It opens: “Two hours before he died, Abdel Latif al-Salim looked his son Bolbol straight in the eye with as much of his remaining strength as he could muster and repeated his request to be buried in the cemetery of Anabiya. After all this time, he said, his bones would rest in his hometown beside his sister Layla; he almost added, Beside her scent, but he wasn’t sure that the dead would smell the same after four decades. He considered these few words his last wish and added nothing that might render them the least bit ambiguous.” Read it on LitHub.
2. Living in a void: life in Damascus after the exodus, tr. Jonathan Wright
It opens: “My sister, whom I haven’t seen for more than two years, told me she was going to cross the sea in a rubber dinghy. She hung up, not wanting to hear what I thought. She merely said something profound and sentimental and entrusted her three children to my care in the event that she drowned. A few minutes later I tried to call the unfamiliar Turkish number back, but the phone had been turned off.
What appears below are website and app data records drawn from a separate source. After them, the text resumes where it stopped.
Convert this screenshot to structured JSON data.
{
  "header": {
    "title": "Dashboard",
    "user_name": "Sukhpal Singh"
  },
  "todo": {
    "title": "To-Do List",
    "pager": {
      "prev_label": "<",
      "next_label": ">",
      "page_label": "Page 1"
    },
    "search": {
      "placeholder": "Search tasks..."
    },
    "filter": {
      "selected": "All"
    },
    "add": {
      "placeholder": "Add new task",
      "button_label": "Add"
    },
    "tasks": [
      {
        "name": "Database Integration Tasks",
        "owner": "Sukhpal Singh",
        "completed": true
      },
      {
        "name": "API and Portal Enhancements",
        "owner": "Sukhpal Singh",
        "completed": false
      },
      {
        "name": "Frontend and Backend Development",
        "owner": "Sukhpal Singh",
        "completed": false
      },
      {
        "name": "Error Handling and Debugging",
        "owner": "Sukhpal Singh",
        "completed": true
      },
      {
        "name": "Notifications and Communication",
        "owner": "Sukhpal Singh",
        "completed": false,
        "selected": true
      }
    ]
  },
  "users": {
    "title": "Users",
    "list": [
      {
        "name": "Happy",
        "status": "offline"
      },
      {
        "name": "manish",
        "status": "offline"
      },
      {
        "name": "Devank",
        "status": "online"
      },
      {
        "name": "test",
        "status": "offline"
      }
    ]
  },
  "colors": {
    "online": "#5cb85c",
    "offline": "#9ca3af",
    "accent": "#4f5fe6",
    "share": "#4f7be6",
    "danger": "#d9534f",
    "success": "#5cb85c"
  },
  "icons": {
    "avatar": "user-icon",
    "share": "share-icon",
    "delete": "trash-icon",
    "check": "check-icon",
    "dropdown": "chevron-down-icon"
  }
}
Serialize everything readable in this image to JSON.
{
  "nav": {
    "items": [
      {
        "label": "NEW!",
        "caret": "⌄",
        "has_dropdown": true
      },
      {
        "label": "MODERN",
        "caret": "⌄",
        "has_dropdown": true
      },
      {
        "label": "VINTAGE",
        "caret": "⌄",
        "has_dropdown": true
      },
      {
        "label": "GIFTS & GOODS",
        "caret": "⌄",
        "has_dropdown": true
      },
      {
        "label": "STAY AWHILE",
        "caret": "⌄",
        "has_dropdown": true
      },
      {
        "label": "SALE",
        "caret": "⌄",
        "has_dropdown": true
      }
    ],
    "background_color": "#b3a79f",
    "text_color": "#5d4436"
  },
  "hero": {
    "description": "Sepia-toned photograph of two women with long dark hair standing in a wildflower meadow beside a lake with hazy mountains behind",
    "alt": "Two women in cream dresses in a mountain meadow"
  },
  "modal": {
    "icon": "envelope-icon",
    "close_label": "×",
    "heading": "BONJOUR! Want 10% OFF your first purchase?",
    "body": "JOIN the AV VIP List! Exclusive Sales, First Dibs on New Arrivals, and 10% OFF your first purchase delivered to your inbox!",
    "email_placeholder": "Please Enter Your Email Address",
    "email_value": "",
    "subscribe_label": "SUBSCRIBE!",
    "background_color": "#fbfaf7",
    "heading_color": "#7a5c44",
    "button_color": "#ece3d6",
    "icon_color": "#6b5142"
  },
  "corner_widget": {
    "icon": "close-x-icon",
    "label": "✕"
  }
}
Hundreds of images from our childhood flooded my memory. It’s not easy to say goodbye to half a century of your life and wait for someone you love to drown.” Read it at The Guardian.
It opens: “On my way hOme I recalled that my mother was not yet sixty-five when she died so suddenly. I was secretly glad and considered it ten years too late, given her constant complaints of a lack of oxygen. My uncle Nizar told me that she rose in the afternoon from her putrid bed and started writing a long letter to an unknown person, who we thought may have been a lover or an old friend, and with whom she passed long hours talking about days past that no longer meant anything to any- one—days into which my mother had settled during her final years and had no wish to relinquish.” Read it on the Hoopoe Fiction website.
4. Letter From Syria, tr. Addie Leak
From the letter: “The blindness that has stricken the world has encouraged the regime’s attempt to eliminate the peaceful Syrian revolution with a repressive force that is unrivaled.” Read it at The Huffington Post.
It opens: “The village of Hosh Hanna was completely silent when the storm hit and the Great Flood rose.
“Within a few short hours, the houses of the small village were destroyed, its inhabitants drowned in their rags. No one survived apart from Shaha Sheikh Musa, wife of Zakariya Bayazidi, and Mariana Nassar. The two women clung to the trunk of a walnut tree caught between the iron columns of the lighthouse that guided boats through the depths of the river. Some fishermen rescued them and took them to a house in a nearby village, and by dawn, everything had quieted down.” Read it at the MacMillan website.